CONGRATULATIONS! You have closed on your new home and now you are ready to move!  The next few pages contain tips and checklist so that your move is as organized and effortless as possible.

Your move will progress as your contract and closing progress. That way, when the day comes to physically move your belongings, most of the other details will be taken care of.


  • Post Office
  • State Motor Vehicle Bureau
  • Subscriptions (at least 4 weeks, preferable 6 weeks)
  • Record and Book Clubs
  • Federal and State Tax Authorities, if you are waiting for a refund check
  • Firms with which you have time payments
  • Past employer(s) in order to receive you w-2 forms
  • Church
  • Friends and relatives
  • Credit card companies


  • Utility companies
  • Newspaper home delivery
  • Milkman home delivery
  • Fuel supplies (estimate value of remaining fuel)
  • Laundry and dry cleaning (do not forget diaper service)
  • Garbage and trash collector
  • Cable company
  • Pool service


  • Banks and Savings &
  • Loans associations—arrange to have funds transferred to an affiliate or recommended bank in this area.
  • Stores where you have charge accounts
  • City and County Assessors to make sure
  • no taxes are due

* Long distance Moves Only

  • Schools
  • Doctors (including birth, vaccination date, current medical and lens prescriptions)
  • Dentist (including x-rays)
  • Veterinarian (including health certificates, rabies inoculations and tags)
  • Lawyers (check to see if your Will must be revised if moving across state lines)
  • Brokers
  • Accountant


  • Auto, fire, theft and personal property insurance coverage
  • Membership to organizations and professional associations
  • Credit in your new area by asking your local credit bureau to send your rating to one located here
  • Communication with utility companies to assure there will be no delay in obtaining service


  • Defrost refrigerator and freezer—hours before leaving, use a few pieces of charcoal to reduce odors
  • Return all library books and anything borrowed from friends or neighbors
  • Collect all items that you have loaned, had cleaned, had stored or had repaired
  • Pack your personal telephone directory with you as a handy reference
  • Arrange to carry currency and contents of your safe deposit box (including jewelry and important documents) with you or send via registered mail
  • Obtain ample supply of traveler’s checks
  • Arrange for transportation of pets—if you plan to send them air or railway express, consider boarding them while you are settling into your new home
  • Leave your new address in a conspicuous place so that the new occupants can forward any mail inadvertently delivered to your old address
  • Prepare a “survival kit” for use upon arrival in your new home (e.g., light bulbs, bathroom articles, a small tool kit, linen, flashlight, instant coffee, paper plates, cups, etc.)
  • Visit the City and County offices to register to vote
  • Obtain a new driver’s license
  • Check area for car inspection and registration documents

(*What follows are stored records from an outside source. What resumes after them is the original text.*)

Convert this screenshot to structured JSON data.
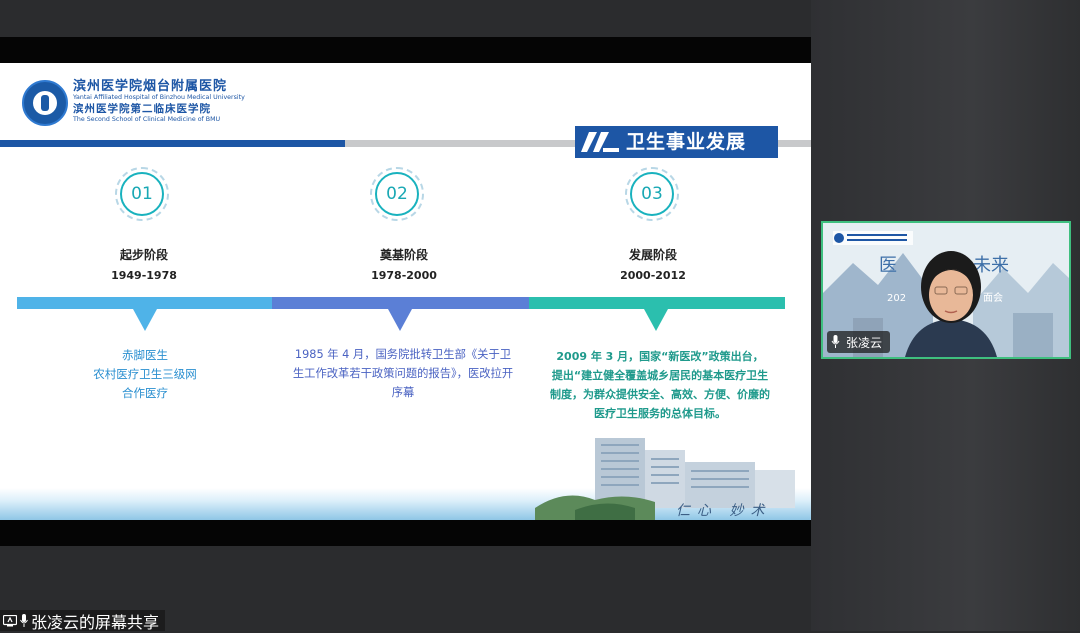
{
  "logo": {
    "cn_line1": "滨州医学院烟台附属医院",
    "en_line1": "Yantai Affiliated Hospital of Binzhou Medical University",
    "cn_line2": "滨州医学院第二临床医学院",
    "en_line2": "The Second School of Clinical Medicine of BMU"
  },
  "slide_title": "卫生事业发展",
  "stages": [
    {
      "num": "01",
      "name": "起步阶段",
      "years": "1949-1978",
      "desc": [
        "赤脚医生",
        "农村医疗卫生三级网",
        "合作医疗"
      ],
      "color": "#4fb3e8"
    },
    {
      "num": "02",
      "name": "奠基阶段",
      "years": "1978-2000",
      "desc": [
        "1985 年 4 月，国务院批转卫生部《关于卫",
        "生工作改革若干政策问题的报告》，医改拉开",
        "序幕"
      ],
      "color": "#5b7fd6"
    },
    {
      "num": "03",
      "name": "发展阶段",
      "years": "2000-2012",
      "desc": [
        "2009 年 3 月，国家“新医改”政策出台，",
        "提出“建立健全覆盖城乡居民的基本医疗卫生",
        "制度，为群众提供安全、高效、方便、价廉的",
        "医疗卫生服务的总体目标。"
      ],
      "color": "#2bbfae"
    }
  ],
  "calligraphy": "仁心 妙术",
  "share_label": "张凌云的屏幕共享",
  "participant": {
    "name": "张凌云",
    "bg_title_a": "医",
    "bg_title_b": "未来",
    "bg_sub_a": "202",
    "bg_sub_b": "面会"
  }
}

Now that you have a new address you can begin transferring or canceling home services.

  • Make arrangements for canceling home utilities such as the following.
  • Advise them of your desired date for final reading and give change of address for final billing. 
  • Request deposit return if appropriate, and arrange for immediate service to your new address.

Don’t forget the needs of your furry friends!

Do not transport your pets much farther than they have safely traveled in the past without consulting your veterinarian.  To transport animals by air, you need an airline approved animal carrier.  A moving company can inform you of any state regulations for pet entry, vaccination or quarantine procedures.  Ask about regulations, licenses, tags, etc.  Also do not forget to obtain a copy of your pet’s medical records.

Keep detailed records—some moving expenses are tax deductible!

Keep detailed records of all moving expenses if your move  is job related.  Many expenses, including house hunting trips, are deductible.  Deductions are allowed for limited reasonable expenses incurred in moving in connection with taking a new job or moving to another location to work for the same employer, providing: the new place of employment and former residence are at least 35 miles further  than the distance from your former residence to the previous place of work, and you are a full-time employee and work at least 39 weeks during the 12 months following your arrival at the new place of work.  Reimbursement of your expenses by the employer must be included in gross income as compensation.

Note:  There is a ceiling on deductions which is outlined in detail in the Internal Revenue Service’s Publication 521, “Tax Information on Moving Expenses,” available free from IRS Offices.